**Exercise details**: Every line below that holds the string "Restricted" must be copied.

**Material supplied**:
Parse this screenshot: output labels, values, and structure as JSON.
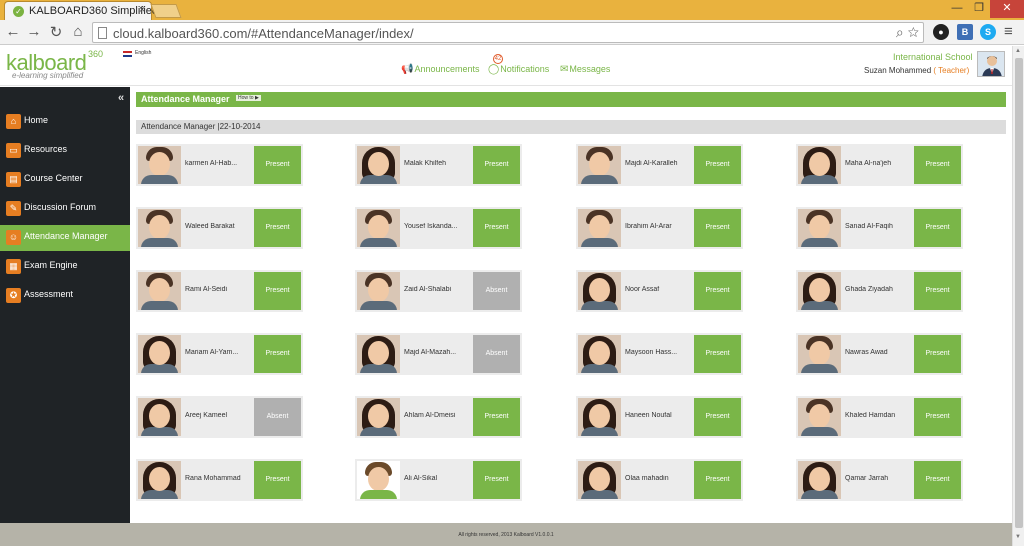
{
  "browser": {
    "tab_title": "KALBOARD360 Simplified",
    "tab_close": "×",
    "url": "cloud.kalboard360.com/#AttendanceManager/index/",
    "window_min": "—",
    "window_max": "❐",
    "window_close": "✕"
  },
  "header": {
    "logo": "kalboard",
    "logo_sup": "360",
    "logo_sub": "e-learning simplified",
    "language": "English",
    "nav": [
      {
        "label": "Announcements",
        "icon": "megaphone-icon"
      },
      {
        "label": "Notifications",
        "icon": "comment-icon",
        "badge": "42"
      },
      {
        "label": "Messages",
        "icon": "envelope-icon"
      }
    ],
    "school": "International School",
    "user": "Suzan Mohammed",
    "role": "( Teacher)"
  },
  "sidebar": {
    "collapse": "«",
    "items": [
      {
        "label": "Home",
        "icon": "home-icon",
        "glyph": "⌂",
        "active": false
      },
      {
        "label": "Resources",
        "icon": "folder-icon",
        "glyph": "▭",
        "active": false
      },
      {
        "label": "Course Center",
        "icon": "course-icon",
        "glyph": "▤",
        "active": false
      },
      {
        "label": "Discussion Forum",
        "icon": "forum-icon",
        "glyph": "✎",
        "active": false
      },
      {
        "label": "Attendance Manager",
        "icon": "attendance-icon",
        "glyph": "☺",
        "active": true
      },
      {
        "label": "Exam Engine",
        "icon": "exam-icon",
        "glyph": "▦",
        "active": false
      },
      {
        "label": "Assessment",
        "icon": "assessment-icon",
        "glyph": "✪",
        "active": false
      }
    ]
  },
  "main": {
    "title": "Attendance Manager",
    "howto": "How to ▶",
    "subtitle": "Attendance Manager |22-10-2014"
  },
  "students": [
    {
      "name": "karmen Al-Hab...",
      "status": "Present",
      "photo": "boy"
    },
    {
      "name": "Malak Khilfeh",
      "status": "Present",
      "photo": "girl"
    },
    {
      "name": "Majdi Al-Karalleh",
      "status": "Present",
      "photo": "boy"
    },
    {
      "name": "Maha Al-na'jeh",
      "status": "Present",
      "photo": "girl"
    },
    {
      "name": "Waleed Barakat",
      "status": "Present",
      "photo": "boy"
    },
    {
      "name": "Yousef Iskanda...",
      "status": "Present",
      "photo": "boy"
    },
    {
      "name": "Ibrahim Al-Arar",
      "status": "Present",
      "photo": "boy"
    },
    {
      "name": "Sanad Al-Faqih",
      "status": "Present",
      "photo": "boy"
    },
    {
      "name": "Rami Al-Seidi",
      "status": "Present",
      "photo": "boy"
    },
    {
      "name": "Zaid Al-Shalabi",
      "status": "Absent",
      "photo": "boy"
    },
    {
      "name": "Noor Assaf",
      "status": "Present",
      "photo": "girl"
    },
    {
      "name": "Ghada Ziyadah",
      "status": "Present",
      "photo": "girl"
    },
    {
      "name": "Mariam Al-Yam...",
      "status": "Present",
      "photo": "girl"
    },
    {
      "name": "Majd Al-Mazah...",
      "status": "Absent",
      "photo": "girl"
    },
    {
      "name": "Maysoon Hass...",
      "status": "Present",
      "photo": "girl"
    },
    {
      "name": "Nawras Awad",
      "status": "Present",
      "photo": "boy"
    },
    {
      "name": "Areej Kameel",
      "status": "Absent",
      "photo": "girl"
    },
    {
      "name": "Ahlam Al-Dmeisi",
      "status": "Present",
      "photo": "girl"
    },
    {
      "name": "Haneen Noufal",
      "status": "Present",
      "photo": "girl"
    },
    {
      "name": "Khaled Hamdan",
      "status": "Present",
      "photo": "boy"
    },
    {
      "name": "Rana Mohammad",
      "status": "Present",
      "photo": "girl"
    },
    {
      "name": "Ali Al-Sikal",
      "status": "Present",
      "photo": "avatar"
    },
    {
      "name": "Olaa mahadin",
      "status": "Present",
      "photo": "girl"
    },
    {
      "name": "Qamar Jarrah",
      "status": "Present",
      "photo": "girl"
    }
  ],
  "footer": {
    "text": "All rights reserved, 2013 Kalboard V1.0.0.1"
  },
  "colors": {
    "accent": "#7ab648",
    "absent": "#b0b0b0",
    "sidebar": "#1f2326",
    "icon": "#e67e22"
  }
}
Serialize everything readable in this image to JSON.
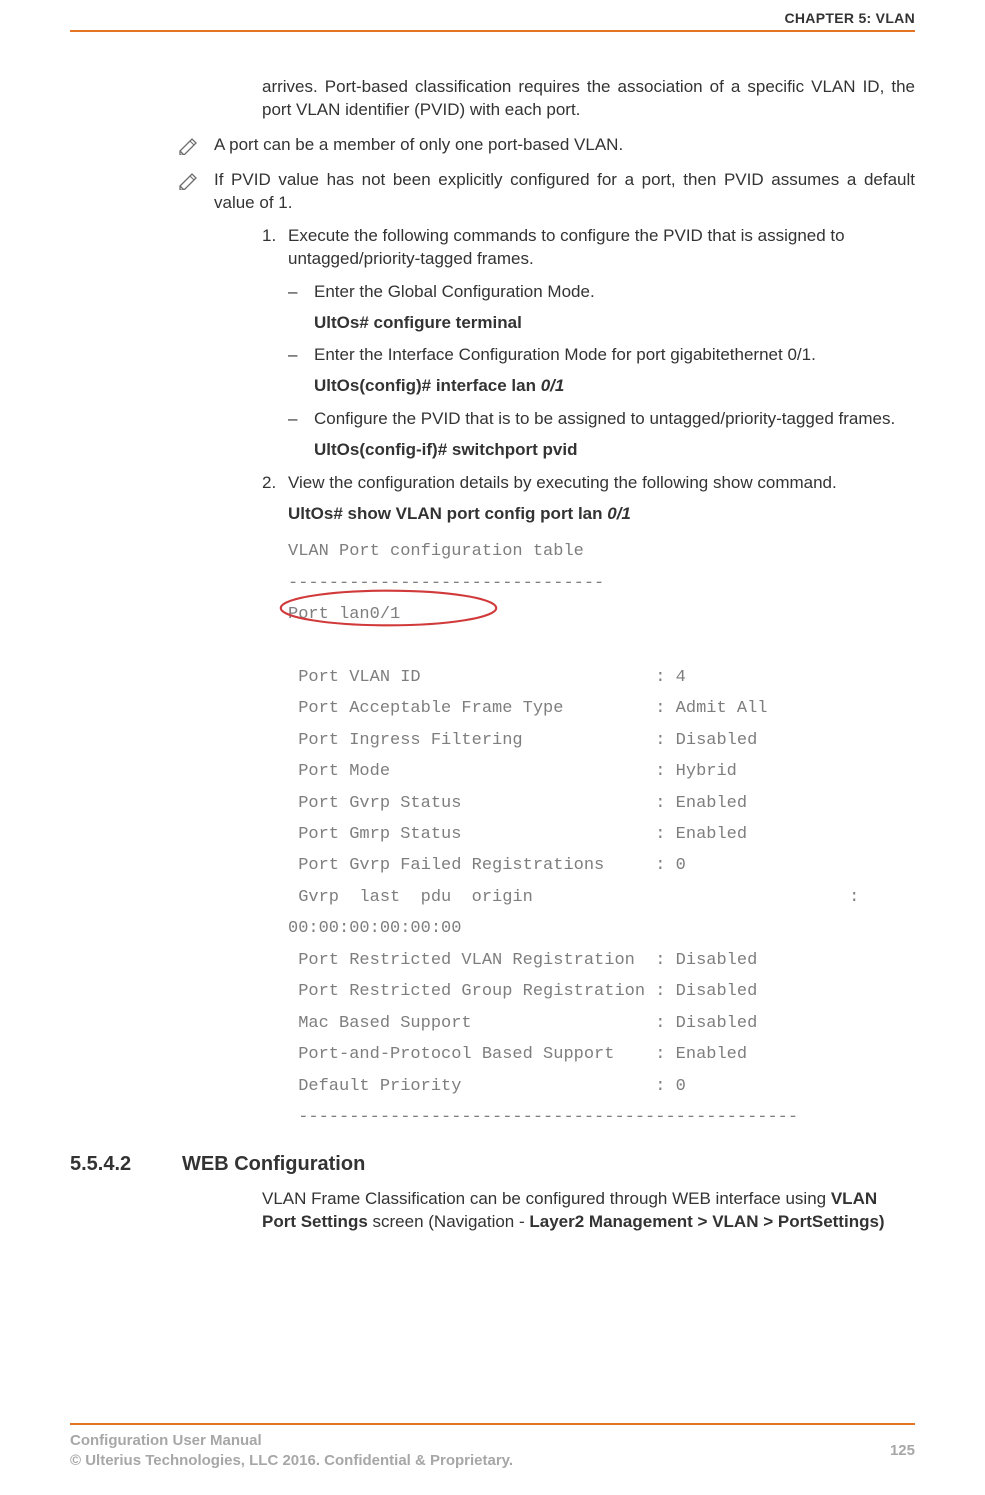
{
  "header": {
    "chapter": "CHAPTER 5: VLAN"
  },
  "body": {
    "intro_continuation": "arrives. Port-based classification requires the association of a specific VLAN ID, the port VLAN identifier (PVID) with each port.",
    "note1": "A port can be a member of only one port-based VLAN.",
    "note2": "If PVID value has not been explicitly configured for a port, then PVID assumes a default value of 1.",
    "step1_num": "1.",
    "step1_text": "Execute the following commands to configure the PVID that is assigned to untagged/priority-tagged frames.",
    "dash1": "–",
    "dash1_text": "Enter the Global Configuration Mode.",
    "cmd1": "UltOs# configure terminal",
    "dash2_text": "Enter the Interface Configuration Mode for port gigabitethernet 0/1.",
    "cmd2_prefix": "UltOs(config)# interface lan ",
    "cmd2_arg": "0/1",
    "dash3_text": "Configure the PVID that is to be assigned to untagged/priority-tagged frames.",
    "cmd3": "UltOs(config-if)# switchport pvid",
    "step2_num": "2.",
    "step2_text": "View the configuration details by executing the following show command.",
    "showcmd_prefix": "UltOs# show VLAN port config port lan ",
    "showcmd_arg": "0/1"
  },
  "terminal": {
    "title": "VLAN Port configuration table",
    "rule1": "-------------------------------",
    "port_line": "Port lan0/1",
    "rows": [
      " Port VLAN ID                       : 4",
      " Port Acceptable Frame Type         : Admit All",
      " Port Ingress Filtering             : Disabled",
      " Port Mode                          : Hybrid",
      " Port Gvrp Status                   : Enabled",
      " Port Gmrp Status                   : Enabled",
      " Port Gvrp Failed Registrations     : 0",
      " Gvrp  last  pdu  origin                               :\n00:00:00:00:00:00",
      " Port Restricted VLAN Registration  : Disabled",
      " Port Restricted Group Registration : Disabled",
      " Mac Based Support                  : Disabled",
      " Port-and-Protocol Based Support    : Enabled",
      " Default Priority                   : 0"
    ],
    "rule2": " -------------------------------------------------"
  },
  "section": {
    "number": "5.5.4.2",
    "title": "WEB Configuration",
    "para_plain1": "VLAN Frame Classification can be configured through WEB interface using ",
    "para_bold1": "VLAN Port Settings",
    "para_plain2": " screen (Navigation - ",
    "para_bold2": "Layer2 Management > VLAN > PortSettings)"
  },
  "footer": {
    "line1": "Configuration User Manual",
    "line2": "© Ulterius Technologies, LLC 2016. Confidential & Proprietary.",
    "page": "125"
  }
}
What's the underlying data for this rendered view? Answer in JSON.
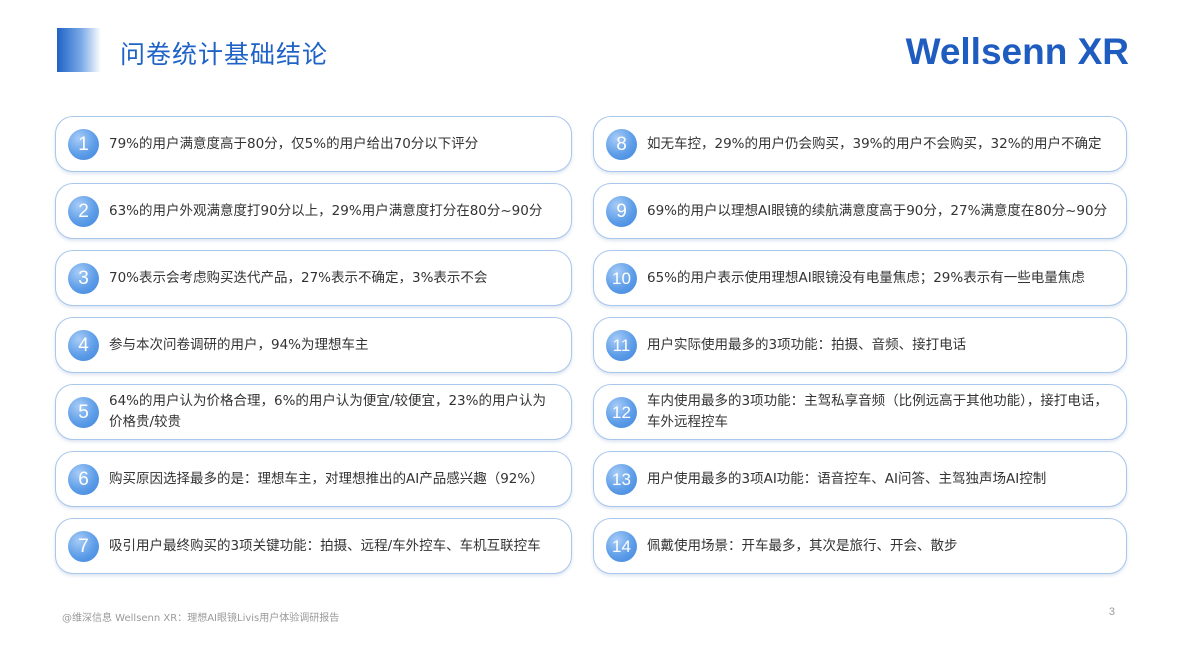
{
  "header": {
    "title": "问卷统计基础结论",
    "logo_text": "Wellsenn XR"
  },
  "conclusions_left": [
    {
      "num": "1",
      "text": "79%的用户满意度高于80分，仅5%的用户给出70分以下评分"
    },
    {
      "num": "2",
      "text": "63%的用户外观满意度打90分以上，29%用户满意度打分在80分~90分"
    },
    {
      "num": "3",
      "text": "70%表示会考虑购买迭代产品，27%表示不确定，3%表示不会"
    },
    {
      "num": "4",
      "text": "参与本次问卷调研的用户，94%为理想车主"
    },
    {
      "num": "5",
      "text": "64%的用户认为价格合理，6%的用户认为便宜/较便宜，23%的用户认为价格贵/较贵"
    },
    {
      "num": "6",
      "text": "购买原因选择最多的是：理想车主，对理想推出的AI产品感兴趣（92%）"
    },
    {
      "num": "7",
      "text": "吸引用户最终购买的3项关键功能：拍摄、远程/车外控车、车机互联控车"
    }
  ],
  "conclusions_right": [
    {
      "num": "8",
      "text": "如无车控，29%的用户仍会购买，39%的用户不会购买，32%的用户不确定"
    },
    {
      "num": "9",
      "text": "69%的用户以理想AI眼镜的续航满意度高于90分，27%满意度在80分~90分"
    },
    {
      "num": "10",
      "text": "65%的用户表示使用理想AI眼镜没有电量焦虑；29%表示有一些电量焦虑"
    },
    {
      "num": "11",
      "text": "用户实际使用最多的3项功能：拍摄、音频、接打电话"
    },
    {
      "num": "12",
      "text": "车内使用最多的3项功能：主驾私享音频（比例远高于其他功能），接打电话，车外远程控车"
    },
    {
      "num": "13",
      "text": "用户使用最多的3项AI功能：语音控车、AI问答、主驾独声场AI控制"
    },
    {
      "num": "14",
      "text": "佩戴使用场景：开车最多，其次是旅行、开会、散步"
    }
  ],
  "footer": {
    "source": "@维深信息 Wellsenn XR：理想AI眼镜Livis用户体验调研报告",
    "page_number": "3"
  },
  "colors": {
    "accent": "#1f63c6",
    "card_border": "#a9c6ec",
    "number_circle": "#5d9de8"
  }
}
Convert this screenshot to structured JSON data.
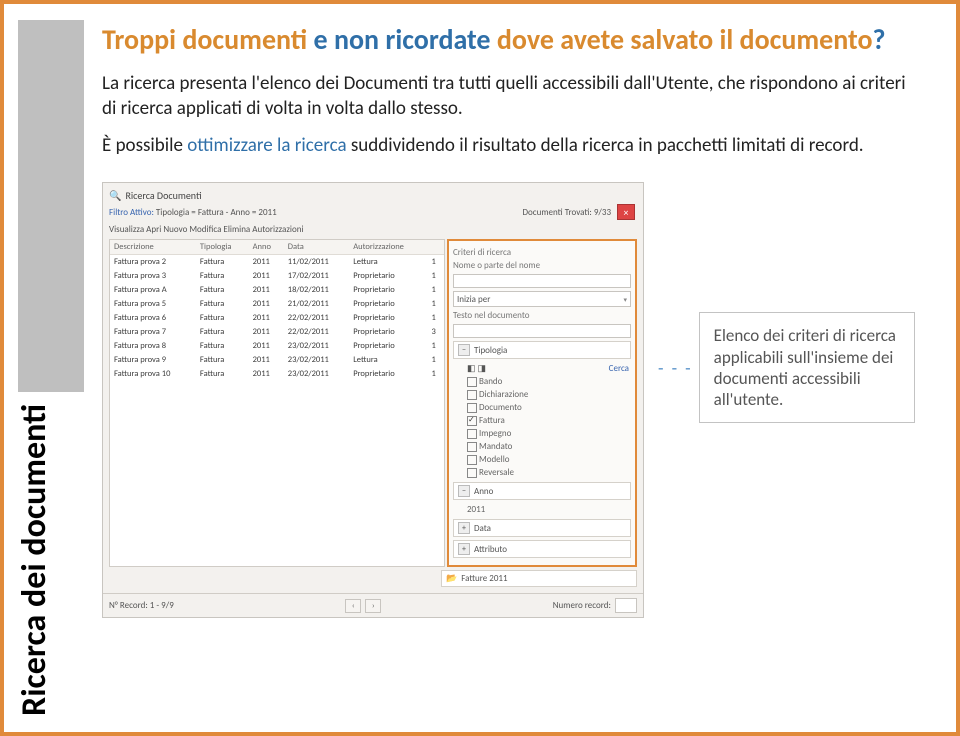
{
  "rail_label": "Ricerca dei documenti",
  "heading": {
    "a": "Troppi documenti",
    "b": " e non ricordate ",
    "c": "dove avete salvato il documento",
    "q": "?"
  },
  "para1": "La ricerca presenta l'elenco dei Documenti tra tutti quelli accessibili dall'Utente, che rispondono ai criteri di ricerca applicati di volta in volta dallo stesso.",
  "para2_a": "È possibile ",
  "para2_link": "ottimizzare la ricerca",
  "para2_b": " suddividendo il risultato della ricerca in pacchetti limitati di record.",
  "screenshot": {
    "title": "Ricerca Documenti",
    "filter_label": "Filtro Attivo:",
    "filter_value": "Tipologia = Fattura - Anno = 2011",
    "found_label": "Documenti Trovati: 9/33",
    "toolbar": "Visualizza  Apri  Nuovo  Modifica  Elimina  Autorizzazioni",
    "cols": [
      "Descrizione",
      "Tipologia",
      "Anno",
      "Data",
      "Autorizzazione"
    ],
    "rows": [
      [
        "Fattura prova 2",
        "Fattura",
        "2011",
        "11/02/2011",
        "Lettura",
        "1"
      ],
      [
        "Fattura prova 3",
        "Fattura",
        "2011",
        "17/02/2011",
        "Proprietario",
        "1"
      ],
      [
        "Fattura prova A",
        "Fattura",
        "2011",
        "18/02/2011",
        "Proprietario",
        "1"
      ],
      [
        "Fattura prova 5",
        "Fattura",
        "2011",
        "21/02/2011",
        "Proprietario",
        "1"
      ],
      [
        "Fattura prova 6",
        "Fattura",
        "2011",
        "22/02/2011",
        "Proprietario",
        "1"
      ],
      [
        "Fattura prova 7",
        "Fattura",
        "2011",
        "22/02/2011",
        "Proprietario",
        "3"
      ],
      [
        "Fattura prova 8",
        "Fattura",
        "2011",
        "23/02/2011",
        "Proprietario",
        "1"
      ],
      [
        "Fattura prova 9",
        "Fattura",
        "2011",
        "23/02/2011",
        "Lettura",
        "1"
      ],
      [
        "Fattura prova 10",
        "Fattura",
        "2011",
        "23/02/2011",
        "Proprietario",
        "1"
      ]
    ],
    "side": {
      "criteri": "Criteri di ricerca",
      "nome": "Nome o parte del nome",
      "inizia": "Inizia per",
      "testo": "Testo nel documento",
      "tipologia": "Tipologia",
      "cerca": "Cerca",
      "cats": [
        {
          "label": "Bando",
          "checked": false
        },
        {
          "label": "Dichiarazione",
          "checked": false
        },
        {
          "label": "Documento",
          "checked": false
        },
        {
          "label": "Fattura",
          "checked": true
        },
        {
          "label": "Impegno",
          "checked": false
        },
        {
          "label": "Mandato",
          "checked": false
        },
        {
          "label": "Modello",
          "checked": false
        },
        {
          "label": "Reversale",
          "checked": false
        }
      ],
      "anno": "Anno",
      "anno_val": "2011",
      "data": "Data",
      "attributo": "Attributo",
      "recenti": "Fatture 2011"
    },
    "bottom": {
      "record_label": "N° Record: 1 - 9/9",
      "numrec_label": "Numero record:"
    }
  },
  "callout": "Elenco dei criteri di ricerca applicabili sull'insieme dei documenti accessibili all'utente."
}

**Solved exercise**:
      " Port Restricted VLAN Registration  : Disabled",
      " Port Restricted Group Registration : Disabled",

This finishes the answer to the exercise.